I have to give credit to ABIT for using jumpers with little tails on them, making it a lot easier to grab them when you have to move jumpers around. There aren’t a lot of jumpers on the board, but anything to make life easier is a good thing.
Apart from the blocked mounting hole problem, ABIT has also managed to put a very large capacitor and a couple of shorter ones, close to the AGP slot. With a normal graphics card these won’t cause any problems, but if you intend to use something like one of Leadtek’s cards which comes in a casing, then you’re going to run in to problems with it hitting these capacitors.
Another minor issue is that the connectors for the case wiring aren’t colour coded, even though pretty much every other motherboard manufacturer now does this. Colour coding makes it a lot easier to see what goes where when you’re trying to wire up the power button and all the other wires, so please ABIT, colour code the front panel connectors on future boards.
One of the unique features with ABIT’s current boards is µGURU, which is a combination of hardware, BIOS and software. The software consists of ABIT EQ, ABIT OC Guru, ABIT FlashMenu and ABIT BlackBox. ABIT EQ is the audio configuration utility and comes with some more advanced equalizer settings than with generic audio drivers. The OC Guru is ABIT’s overclocking utility in which you can store your own overclocking settings as well as load presets. ABIT FlashMenu offers a one click BIOS upgrade; as long as you’re connected to the Internet, but you also have the option to manually select the BIOS file. Finally ABIT BlackBox is the bit that works together with a small micro controller on the motherboard and is a diagnostic tool that is meant to help ABIT’s engineers find faults that might occur with your PC.
The manuals are of good quality, but there is no quick set up sheet, so you have to make do with a black and white quick installation guide. There is no extra software supplied apart from the driver CD, which is a little bit poor, but it saves on cost both for ABIT and the consumer.
What is interesting to note is that the AS8 turned in a SYSmark 2004 almost identical with the Intel 925XCV motherboard. The AS8 does however lag behind in PCMark 2004 but the 3D scores are better with the ABIT AGP solution. That said, according to nVidia this will change with newer PCI Express drivers. All this goes to show that there is no great gain in going PCI Express and DDR2 quite yet, but the new platform should scale better than the current one.

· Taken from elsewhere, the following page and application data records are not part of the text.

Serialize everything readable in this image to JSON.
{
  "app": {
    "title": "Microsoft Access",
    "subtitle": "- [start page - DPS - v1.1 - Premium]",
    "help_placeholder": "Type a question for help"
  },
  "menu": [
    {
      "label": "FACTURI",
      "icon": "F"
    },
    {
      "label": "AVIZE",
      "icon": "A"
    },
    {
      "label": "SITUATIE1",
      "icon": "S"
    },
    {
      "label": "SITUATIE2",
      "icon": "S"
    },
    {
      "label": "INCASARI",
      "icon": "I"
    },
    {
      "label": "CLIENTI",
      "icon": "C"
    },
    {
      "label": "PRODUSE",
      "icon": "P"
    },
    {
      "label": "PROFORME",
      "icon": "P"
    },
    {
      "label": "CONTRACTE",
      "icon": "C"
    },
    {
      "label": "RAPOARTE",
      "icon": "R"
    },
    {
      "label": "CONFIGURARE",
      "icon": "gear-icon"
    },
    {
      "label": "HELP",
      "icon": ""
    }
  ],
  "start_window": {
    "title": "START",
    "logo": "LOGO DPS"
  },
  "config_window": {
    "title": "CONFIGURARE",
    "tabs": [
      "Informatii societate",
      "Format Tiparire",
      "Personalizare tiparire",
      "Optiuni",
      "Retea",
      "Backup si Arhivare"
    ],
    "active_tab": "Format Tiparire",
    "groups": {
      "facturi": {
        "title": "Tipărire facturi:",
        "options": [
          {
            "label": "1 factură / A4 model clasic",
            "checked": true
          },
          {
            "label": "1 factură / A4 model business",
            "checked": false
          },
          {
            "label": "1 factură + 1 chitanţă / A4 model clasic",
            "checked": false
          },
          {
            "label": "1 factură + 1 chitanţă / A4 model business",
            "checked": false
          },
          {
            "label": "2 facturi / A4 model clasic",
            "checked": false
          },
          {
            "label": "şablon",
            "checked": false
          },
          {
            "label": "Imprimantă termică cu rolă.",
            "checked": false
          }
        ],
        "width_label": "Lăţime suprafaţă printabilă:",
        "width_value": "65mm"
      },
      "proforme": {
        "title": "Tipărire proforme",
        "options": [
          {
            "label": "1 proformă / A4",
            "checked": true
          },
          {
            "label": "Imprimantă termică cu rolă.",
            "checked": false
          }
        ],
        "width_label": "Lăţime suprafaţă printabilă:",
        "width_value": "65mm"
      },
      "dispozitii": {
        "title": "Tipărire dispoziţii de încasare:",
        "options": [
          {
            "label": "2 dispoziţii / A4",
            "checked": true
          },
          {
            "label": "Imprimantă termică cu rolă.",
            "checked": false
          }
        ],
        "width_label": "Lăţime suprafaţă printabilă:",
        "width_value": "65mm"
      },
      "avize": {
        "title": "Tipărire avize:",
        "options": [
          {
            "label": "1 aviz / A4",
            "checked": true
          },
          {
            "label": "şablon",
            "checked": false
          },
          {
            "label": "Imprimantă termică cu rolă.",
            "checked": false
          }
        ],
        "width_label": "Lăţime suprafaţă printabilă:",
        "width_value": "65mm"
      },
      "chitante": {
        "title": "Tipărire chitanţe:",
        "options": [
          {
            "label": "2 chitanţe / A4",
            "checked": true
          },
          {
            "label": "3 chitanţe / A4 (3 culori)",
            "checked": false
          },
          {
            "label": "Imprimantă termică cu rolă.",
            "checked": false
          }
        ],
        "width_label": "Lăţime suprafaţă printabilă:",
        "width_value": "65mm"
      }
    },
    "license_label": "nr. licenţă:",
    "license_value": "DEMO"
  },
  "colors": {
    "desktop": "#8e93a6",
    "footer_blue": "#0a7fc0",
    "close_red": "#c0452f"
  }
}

The ABIT AS8 is not perfect, but it is definitely a viable choice if you’re looking at keeping most of your current hardware, but want to get a new Socket-T processor. The price is reasonable at £88.13; this does however place it a little higher than most i865PE board, but the price premium is understandable due to the new CPU socket and the fact that this board is one of a kind, at least at the time of writing.
The ABIT AS8 is a good performer with a lot of features, but it does have some minor design flaws that should have been addressed before the board went on sale.
The ABIT AS8 was tested using Intel Pentium 4 560 3.6GHz Prescott and 3.4GHz P4 Extreme Edition LGA775 processors, 1GB of Adtec PC3200 DDR SDRAM, a 160GB Maxtor S-ATA hard drive with 16MB cache and an nVidia GeForce 6800 GT AGP graphics card.
Score in detail